Many shelter nights after that went by without a hitch until Rocky Run shelter in Maryland. There were massive thunderstorms threatening so we decided to set up shop in the shelter. Now Rocky Run shelter was nearly brand new and man it was nice, sealed floors and everything – oh the luxury. We had just finished a fantastic mac-n-cheese with summer sausage meal and were tearing into some extravagant chocolate from our recent food drop when I heard a pattering of feet to my left. Great a mouse already, but no it was worse – much worse. I looked up to the noise and there was the biggest spider I have ever seen. Every hair on my body stood straight. I could not even express in words to Lindsey what was happening. She peered over her shoulder to see why I had turned white and knew at once we were in serious peril. Well at least I was and she was going to have to mediate between me and the creature from the depths of hell that was in the rafters.

It’s hard to describe how big this spider was – imagine a dump truck with eight legs and you get the picture. We walked closer to the spider – I must have blacked out because this move makes very little sense given my grave fear – but the spider was so big you could physically look into its huge eyes and deep into its evil soul. I was quite literally petrified. We both love everything mother nature ever made and wish no harm to the creatures of earth, but you have to understand that this spider was not from earth and mother nature had absolutely no part in its creation. Lindsey snatched our weapon of choice – trekking pole – and slowly crept in for the kill. As the point of the pole neared the spider I couldn’t take it. I had to scream and run. I took cover behind a tree and hid my eyes. I heard Lindsey scream and feared that the worst had happened – I sent Lindsey in to protect me from a spider and now she was dead. I just knew I was going to come around the side of the shelter and see her lying on the ground wrapped in his flesh dissolving web. I peered around the corner and Lindsey was calmly back at eating her chocolate. I saw no spider carcass and for the life of me couldn’t get a sincere “Yes the spider is dead,” out of Lindsey. Though she quickly agreed to go set up the tent and remove ourselves from the shelter, so I know the killing didn’t go as planned.

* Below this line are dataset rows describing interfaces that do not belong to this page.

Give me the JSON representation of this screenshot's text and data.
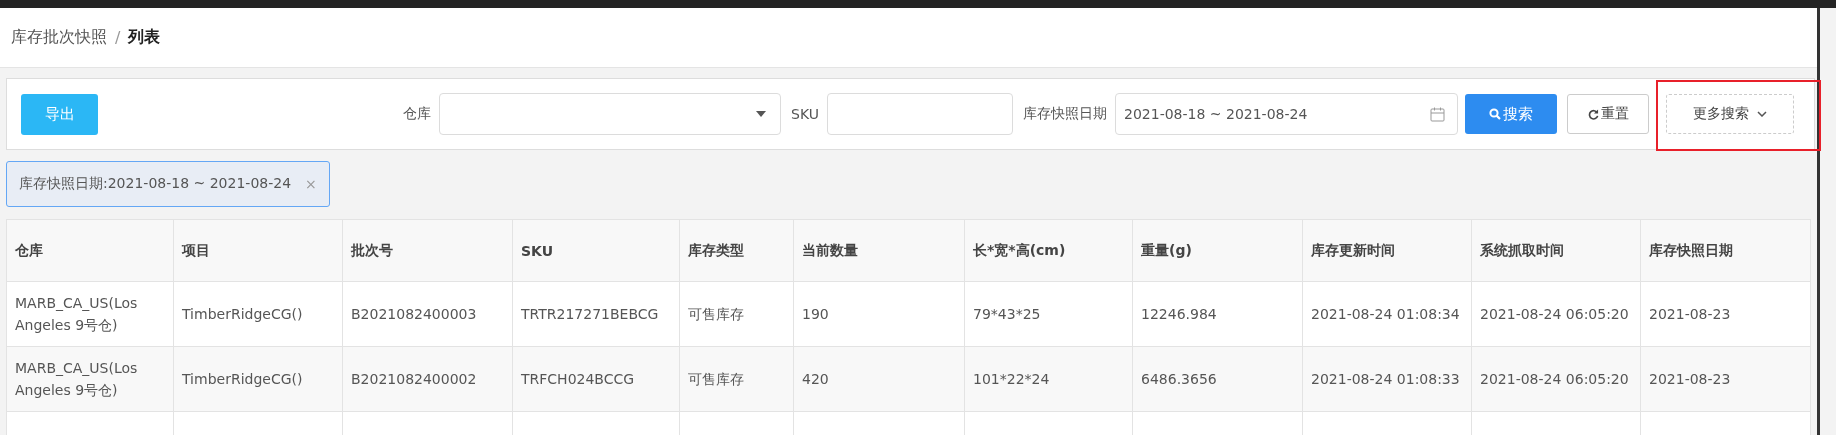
{
  "breadcrumb": {
    "parent": "库存批次快照",
    "separator": "/",
    "current": "列表"
  },
  "toolbar": {
    "export_button": "导出",
    "filters": [
      {
        "kind": "select",
        "label": "仓库"
      },
      {
        "kind": "input",
        "label": "SKU"
      },
      {
        "kind": "date",
        "label": "库存快照日期",
        "value": "2021-08-18 ~ 2021-08-24"
      }
    ],
    "search_button": "搜索",
    "reset_button": "重置",
    "more_button": "更多搜索"
  },
  "active_filters": [
    {
      "label": "库存快照日期:2021-08-18 ~ 2021-08-24",
      "close": "×"
    }
  ],
  "table": {
    "columns": [
      "仓库",
      "项目",
      "批次号",
      "SKU",
      "库存类型",
      "当前数量",
      "长*宽*高(cm)",
      "重量(g)",
      "库存更新时间",
      "系统抓取时间",
      "库存快照日期"
    ],
    "rows": [
      [
        "MARB_CA_US(Los Angeles 9号仓)",
        "TimberRidgeCG()",
        "B2021082400003",
        "TRTR217271BEBCG",
        "可售库存",
        "190",
        "79*43*25",
        "12246.984",
        "2021-08-24 01:08:34",
        "2021-08-24 06:05:20",
        "2021-08-23"
      ],
      [
        "MARB_CA_US(Los Angeles 9号仓)",
        "TimberRidgeCG()",
        "B2021082400002",
        "TRFCH024BCCG",
        "可售库存",
        "420",
        "101*22*24",
        "6486.3656",
        "2021-08-24 01:08:33",
        "2021-08-24 06:05:20",
        "2021-08-23"
      ]
    ]
  }
}
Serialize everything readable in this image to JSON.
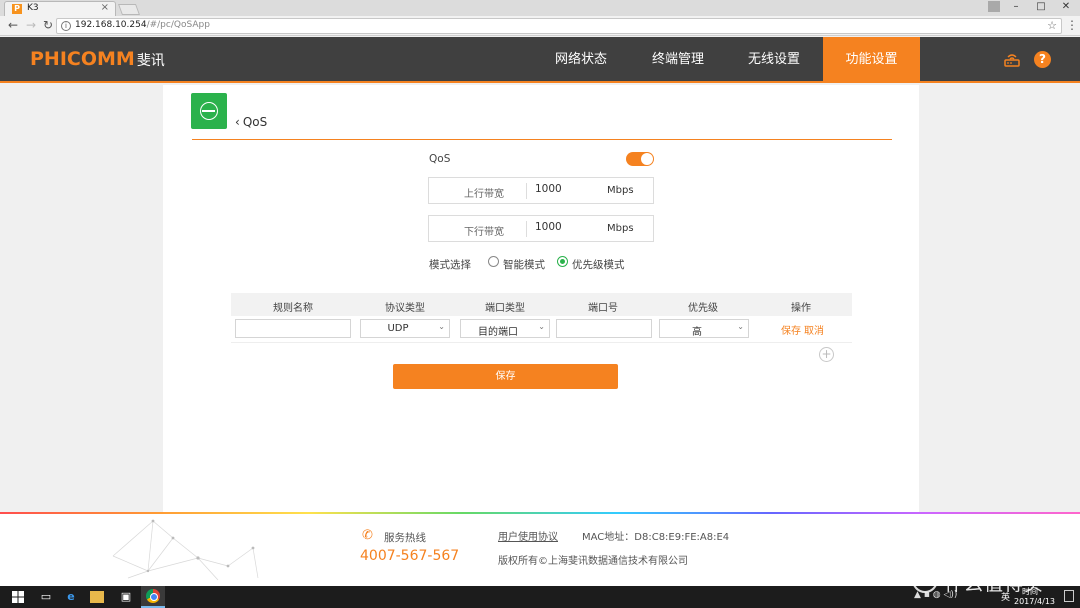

The spider probably retreated to its lair of hiker bones and is still there. We have not slept in a shelter since then and if it is up to me, never will again.

Posted by

As Edward Abbey said, "An indoor life is the next best thing to a premature burial."

5 thoughts on “Guest Post: Arachnophobia

  1. Oh my… I laughed a good belly ache and a half. Oh Kyle the picture of you running and screaming for cover stays vivid in my mind. So proud of you Linsdey for standing by your man. Keep up the running commentary I so appreciate this post. Well Cheryl at least they haven’t mentioned moths. 🙂

  2. I am crying from this description of the spider annihilation, but dreading my time on the trail with you Kyle. Here I thought you were going to be the big safeguard against the “wilds” of the East Coast, only to find out that my little Lindsey is the great crusader of the cause. Good luck to us all!

  3. OMG! This is the most hilarious post ever. And dear god, I need to prepared for those suckers for our hike next year 😮

Comments are closed.